America: Land of the free, home of the political dynasty

America: Land of the free, home of the political dynasty

These days in the US things are pretty much stuck where they are, both in politics and society at large, says Rupert Cornwell
A graphic history of US civil rights – in comic book form

A graphic history of US civil rights – in comic book form

A veteran of the Fifties campaigns is inspiring a new generation of activists
Winston Churchill: the enigma of a British hero

Winston Churchill: the enigma of a British hero

A C Benson called him 'a horrid little fellow', George Orwell would have shot him, but what a giant he seems now, says DJ Taylor
Growing mussels: Precious freshwater shellfish are thriving in a unique green project

Growing mussels

Precious freshwater shellfish are thriving in a unique green project
Diana Krall: The jazz singer on being friends with Elton John, outer space and skiing in Dubai
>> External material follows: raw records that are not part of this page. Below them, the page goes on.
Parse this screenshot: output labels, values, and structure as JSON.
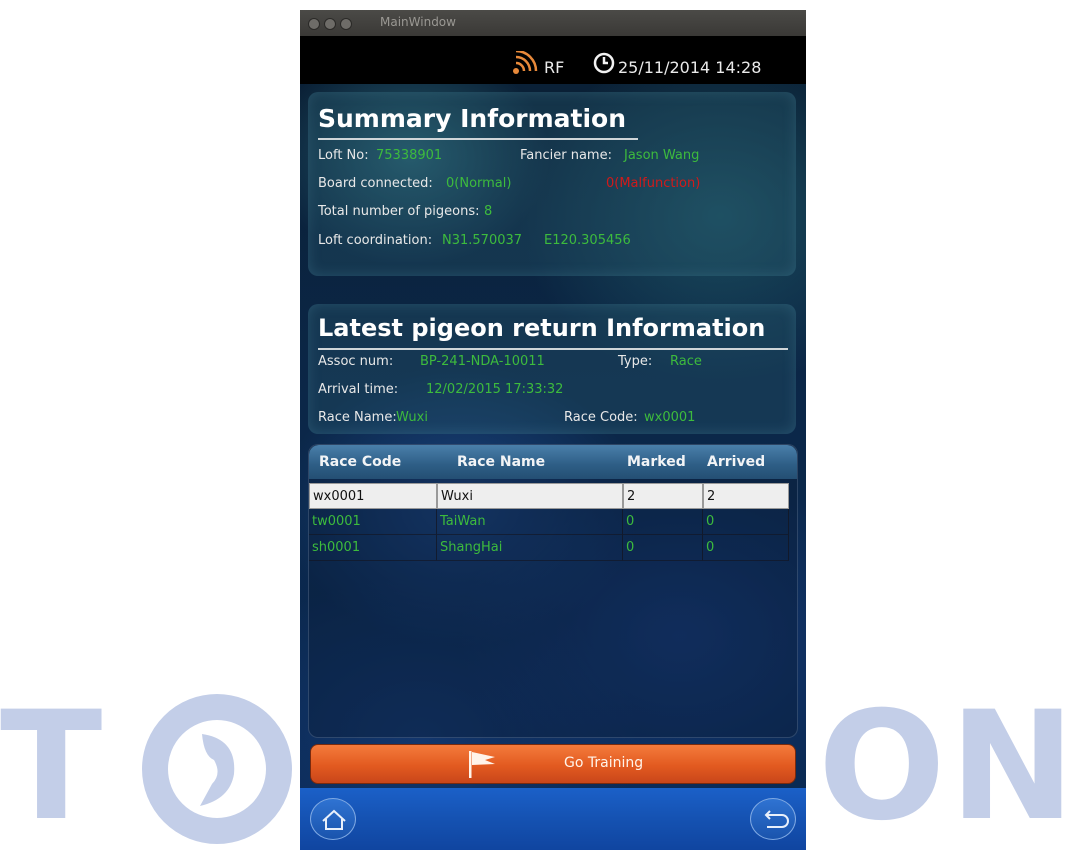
{
  "watermark": {
    "letters_left": "T",
    "letters_right": "ON"
  },
  "window": {
    "title": "MainWindow"
  },
  "status": {
    "rf_label": "RF",
    "datetime": "25/11/2014 14:28"
  },
  "summary": {
    "title": "Summary Information",
    "loft_no_label": "Loft No:",
    "loft_no": "75338901",
    "fancier_label": "Fancier name:",
    "fancier": "Jason Wang",
    "board_label": "Board connected:",
    "board_value": "0(Normal)",
    "board_error": "0(Malfunction)",
    "total_label": "Total number of pigeons:",
    "total_value": "8",
    "coord_label": "Loft coordination:",
    "coord_n": "N31.570037",
    "coord_e": "E120.305456"
  },
  "latest": {
    "title": "Latest pigeon return Information",
    "assoc_label": "Assoc num:",
    "assoc_value": "BP-241-NDA-10011",
    "type_label": "Type:",
    "type_value": "Race",
    "arrival_label": "Arrival time:",
    "arrival_value": "12/02/2015 17:33:32",
    "race_name_label": "Race Name:",
    "race_name_value": "Wuxi",
    "race_code_label": "Race Code:",
    "race_code_value": "wx0001"
  },
  "table": {
    "headers": [
      "Race Code",
      "Race Name",
      "Marked",
      "Arrived"
    ],
    "rows": [
      {
        "code": "wx0001",
        "name": "Wuxi",
        "marked": "2",
        "arrived": "2",
        "selected": true
      },
      {
        "code": "tw0001",
        "name": "TaiWan",
        "marked": "0",
        "arrived": "0",
        "selected": false
      },
      {
        "code": "sh0001",
        "name": "ShangHai",
        "marked": "0",
        "arrived": "0",
        "selected": false
      }
    ]
  },
  "actions": {
    "go_training": "Go Training"
  },
  "icons": [
    "rf-signal-icon",
    "clock-icon",
    "flag-icon",
    "home-icon",
    "back-icon",
    "pigeon-logo-icon"
  ],
  "colors": {
    "value_green": "#3dbb3d",
    "error_red": "#d11a1a",
    "button_orange": "#e25a20",
    "nav_blue": "#1552b2",
    "watermark": "#c3cee8"
  }
}
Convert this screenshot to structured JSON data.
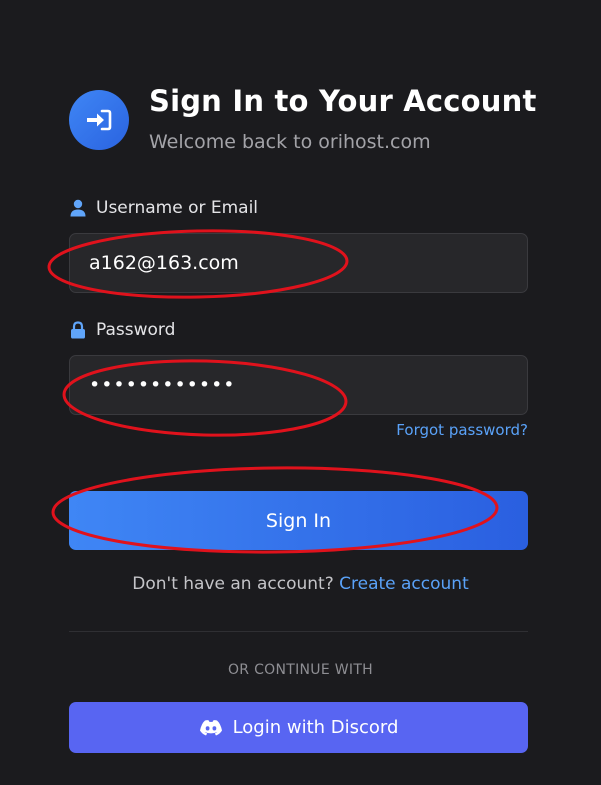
{
  "header": {
    "title": "Sign In to Your Account",
    "subtitle": "Welcome back to orihost.com"
  },
  "form": {
    "username_label": "Username or Email",
    "username_value": "a162@163.com",
    "password_label": "Password",
    "password_value": "••••••••••••",
    "forgot_label": "Forgot password?",
    "submit_label": "Sign In"
  },
  "register": {
    "prompt": "Don't have an account?",
    "link_label": "Create account"
  },
  "alt": {
    "divider_text": "OR CONTINUE WITH",
    "discord_label": "Login with Discord"
  },
  "colors": {
    "accent": "#3f86f5",
    "link": "#5aa2f8",
    "discord": "#5865f2",
    "annotation": "#e0121c"
  },
  "icons": {
    "header": "sign-in-icon",
    "username": "user-icon",
    "password": "lock-icon",
    "discord": "discord-icon"
  }
}
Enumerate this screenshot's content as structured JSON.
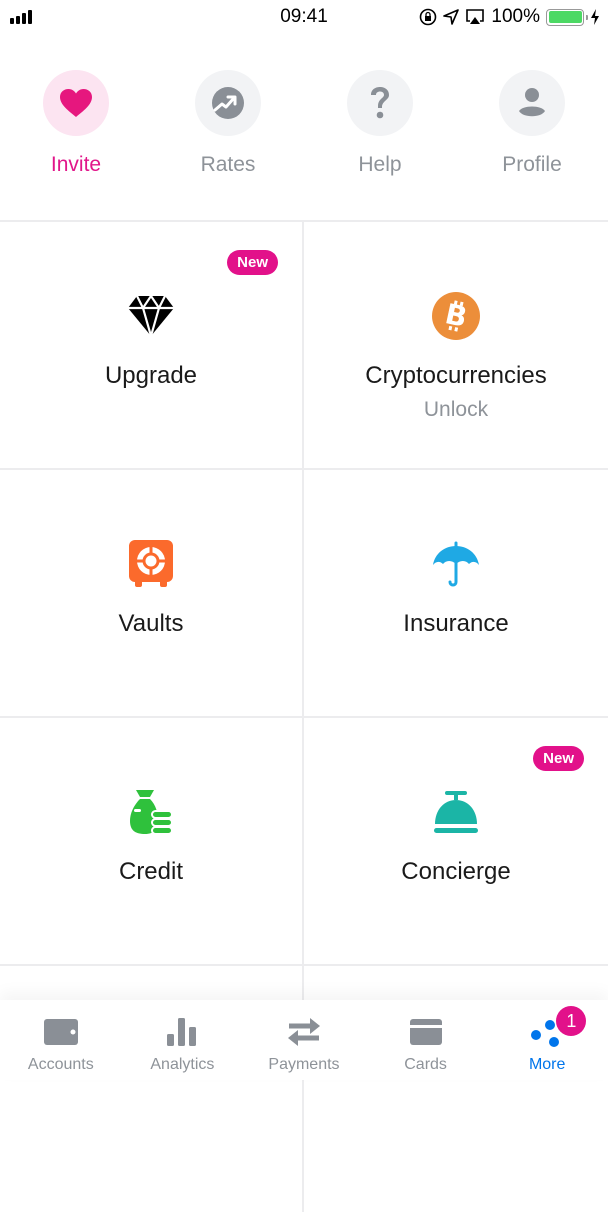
{
  "status_bar": {
    "time": "09:41",
    "battery_percent": "100%",
    "battery_level": 1.0
  },
  "quick_actions": [
    {
      "label": "Invite",
      "icon": "heart-icon",
      "active": true
    },
    {
      "label": "Rates",
      "icon": "trending-up-icon",
      "active": false
    },
    {
      "label": "Help",
      "icon": "question-icon",
      "active": false
    },
    {
      "label": "Profile",
      "icon": "person-icon",
      "active": false
    }
  ],
  "grid": [
    {
      "label": "Upgrade",
      "sub": "",
      "badge": "New",
      "icon": "diamond-icon",
      "color": "#000000"
    },
    {
      "label": "Cryptocurrencies",
      "sub": "Unlock",
      "badge": "",
      "icon": "bitcoin-icon",
      "color": "#ec8e3a"
    },
    {
      "label": "Vaults",
      "sub": "",
      "badge": "",
      "icon": "safe-icon",
      "color": "#fb6a2c"
    },
    {
      "label": "Insurance",
      "sub": "",
      "badge": "",
      "icon": "umbrella-icon",
      "color": "#1fa9e4"
    },
    {
      "label": "Credit",
      "sub": "",
      "badge": "",
      "icon": "money-bag-icon",
      "color": "#2fc13c"
    },
    {
      "label": "Concierge",
      "sub": "",
      "badge": "New",
      "icon": "service-bell-icon",
      "color": "#1bb5a6"
    }
  ],
  "tab_bar": [
    {
      "label": "Accounts",
      "icon": "wallet-icon",
      "active": false
    },
    {
      "label": "Analytics",
      "icon": "bar-chart-icon",
      "active": false
    },
    {
      "label": "Payments",
      "icon": "transfer-arrows-icon",
      "active": false
    },
    {
      "label": "Cards",
      "icon": "card-icon",
      "active": false
    },
    {
      "label": "More",
      "icon": "more-dots-icon",
      "active": true,
      "badge": "1"
    }
  ],
  "colors": {
    "accent_pink": "#e2118a",
    "active_blue": "#0075eb",
    "inactive_gray": "#8e9399"
  }
}
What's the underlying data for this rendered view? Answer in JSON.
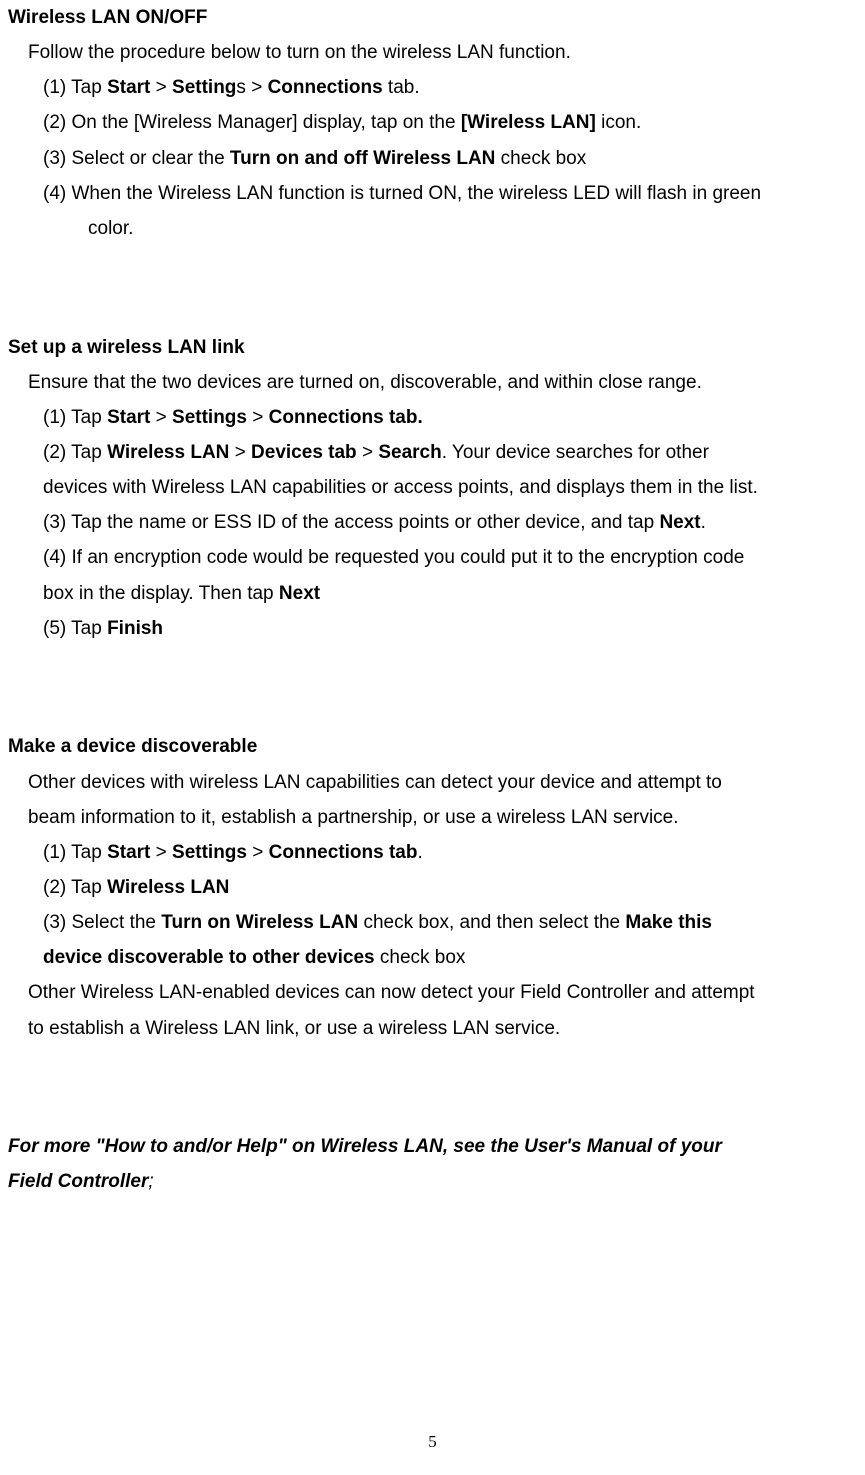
{
  "section1": {
    "title": "Wireless LAN ON/OFF",
    "intro": "Follow the procedure below to turn on the wireless LAN function.",
    "s1_pre": "(1) Tap ",
    "s1_b1": "Start",
    "s1_g1": " > ",
    "s1_b2": "Setting",
    "s1_mid": "s > ",
    "s1_b3": "Connections",
    "s1_end": " tab.",
    "s2_pre": "(2) On the [Wireless Manager] display, tap on the ",
    "s2_b1": "[Wireless LAN]",
    "s2_end": " icon.",
    "s3_pre": "(3) Select or clear the ",
    "s3_b1": "Turn on and off Wireless LAN",
    "s3_end": " check box",
    "s4_line": "(4) When the Wireless LAN function is turned ON, the wireless LED will flash in green",
    "s4_cont": "color."
  },
  "section2": {
    "title": "Set up a wireless LAN link",
    "intro": "Ensure that the two devices are turned on, discoverable, and within close range.",
    "s1_pre": "(1) Tap ",
    "s1_b1": "Start",
    "s1_g1": " > ",
    "s1_b2": "Settings",
    "s1_g2": " > ",
    "s1_b3": "Connections tab.",
    "s2_pre": "(2) Tap ",
    "s2_b1": "Wireless LAN",
    "s2_g1": " > ",
    "s2_b2": "Devices tab",
    "s2_g2": " > ",
    "s2_b3": "Search",
    "s2_end": ". Your device searches for other",
    "s2_cont": "devices with Wireless LAN capabilities or access points, and displays them in the list.",
    "s3_pre": "(3) Tap the name or ESS ID of the access points or other device, and tap ",
    "s3_b1": "Next",
    "s3_end": ".",
    "s4_line": "(4) If an encryption code would be requested you could put it to the encryption code",
    "s4_cont_pre": "box in the display. Then tap ",
    "s4_cont_b": "Next",
    "s5_pre": "(5) Tap ",
    "s5_b": "Finish"
  },
  "section3": {
    "title": "Make a device discoverable",
    "intro1": "Other devices with wireless LAN capabilities can detect your device and attempt to",
    "intro2": "beam information to it, establish a partnership, or use a wireless LAN service.",
    "s1_pre": "(1) Tap ",
    "s1_b1": "Start",
    "s1_g1": " > ",
    "s1_b2": "Settings",
    "s1_g2": " > ",
    "s1_b3": "Connections tab",
    "s1_end": ".",
    "s2_pre": "(2) Tap ",
    "s2_b1": "Wireless LAN",
    "s3_pre": "(3) Select the ",
    "s3_b1": "Turn on Wireless LAN",
    "s3_mid": " check box, and then select the ",
    "s3_b2": "Make this",
    "s3_cont_b": "device discoverable to other devices",
    "s3_cont_end": " check box",
    "outro1": "Other Wireless LAN-enabled devices can now detect your Field Controller and attempt",
    "outro2": "to establish a Wireless LAN link, or use a wireless LAN service."
  },
  "footer": {
    "line1": "For more \"How to and/or Help\" on Wireless LAN, see the User's Manual of your",
    "line2_b": "Field Controller",
    "line2_end": ";"
  },
  "page_number": "5"
}
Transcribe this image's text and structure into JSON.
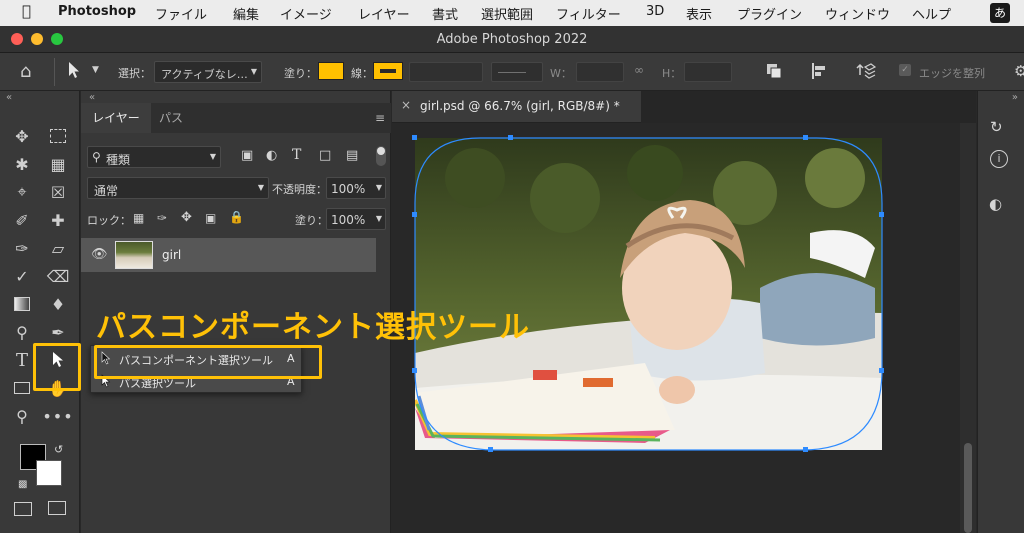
{
  "menubar": {
    "app": "Photoshop",
    "items": [
      "ファイル",
      "編集",
      "イメージ",
      "レイヤー",
      "書式",
      "選択範囲",
      "フィルター",
      "3D",
      "表示",
      "プラグイン",
      "ウィンドウ",
      "ヘルプ"
    ],
    "ime": "あ"
  },
  "window": {
    "title": "Adobe Photoshop 2022"
  },
  "options": {
    "select_label": "選択：",
    "select_value": "アクティブなレ…",
    "fill_label": "塗り：",
    "stroke_label": "線：",
    "w_label": "W：",
    "h_label": "H：",
    "align_edges": "エッジを整列",
    "fill_color": "#ffc000",
    "stroke_color": "#ffc000"
  },
  "layers_panel": {
    "tabs": [
      "レイヤー",
      "パス"
    ],
    "filter_value": "種類",
    "blend_mode": "通常",
    "opacity_label": "不透明度：",
    "opacity_value": "100%",
    "lock_label": "ロック：",
    "fill_label": "塗り：",
    "fill_value": "100%",
    "layer_name": "girl"
  },
  "document": {
    "tab_title": "girl.psd @ 66.7% (girl, RGB/8#) *"
  },
  "annotation": {
    "big_label": "パスコンポーネント選択ツール"
  },
  "flyout": {
    "items": [
      {
        "label": "パスコンポーネント選択ツール",
        "key": "A"
      },
      {
        "label": "パス選択ツール",
        "key": "A"
      }
    ]
  }
}
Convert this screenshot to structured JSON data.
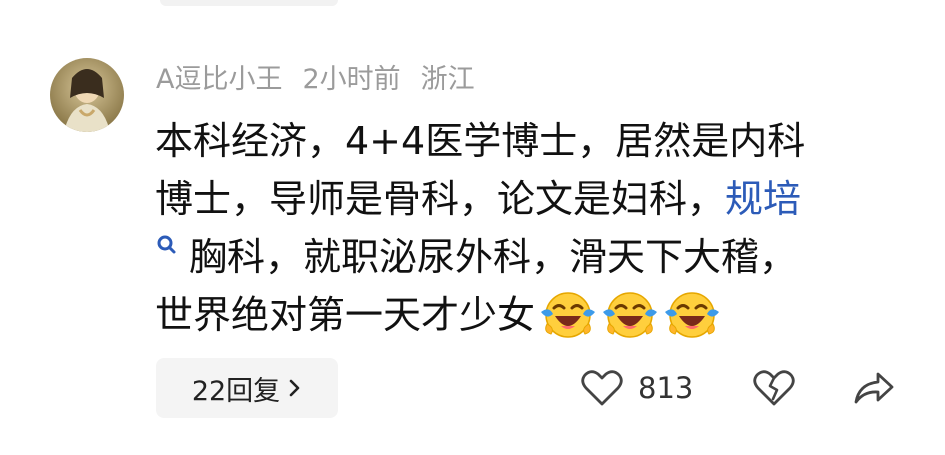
{
  "comment": {
    "username": "A逗比小王",
    "time": "2小时前",
    "location": "浙江",
    "lines": {
      "l1": "本科经济，4+4医学博士，居然是内科",
      "l2_text": "博士，导师是骨科，论文是妇科，",
      "l2_link": "规培",
      "l3": "胸科，就职泌尿外科，滑天下大稽，",
      "l4": "世界绝对第一天才少女"
    },
    "emoji_name": "laughing-crying-emoji",
    "emoji_count": 3
  },
  "actions": {
    "reply_label": "22回复",
    "like_count": "813"
  },
  "colors": {
    "meta_gray": "#9b9b9b",
    "text": "#111111",
    "link_blue": "#2c5bb8",
    "button_bg": "#f4f4f4"
  },
  "icons": [
    "avatar",
    "search-icon",
    "chevron-right-icon",
    "heart-icon",
    "broken-heart-icon",
    "share-icon"
  ]
}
Diana Krall interview

The jazz singer on being friends with Elton John, outer space and skiing in Dubai
Pinstriped for action: A glimpse of what the very rich man will be wearing this winter

Pinstriped for action

A glimpse of what the very rich man will be wearing this winter
Russell T Davies & Ben Cook: 'Our friendship flourished online. You can share some very revelatory moments at four in the morning…'

Russell T Davies & Ben Cook: How we met

'Our friendship flourished online. You can share some very revelatory moments at four in the morning…'
Bill Granger recipes: Our chef serves up his favourite Japanese dishes

Bill Granger's Japanese recipes

Stock up on mirin, soy and miso and you have the makings of everyday Japanese cuisine
Michael Calvin: How we need more Eric Cantonas to knock some sense into us

Michael Calvin's Last Word

How we need more Eric Cantonas to knock some sense into us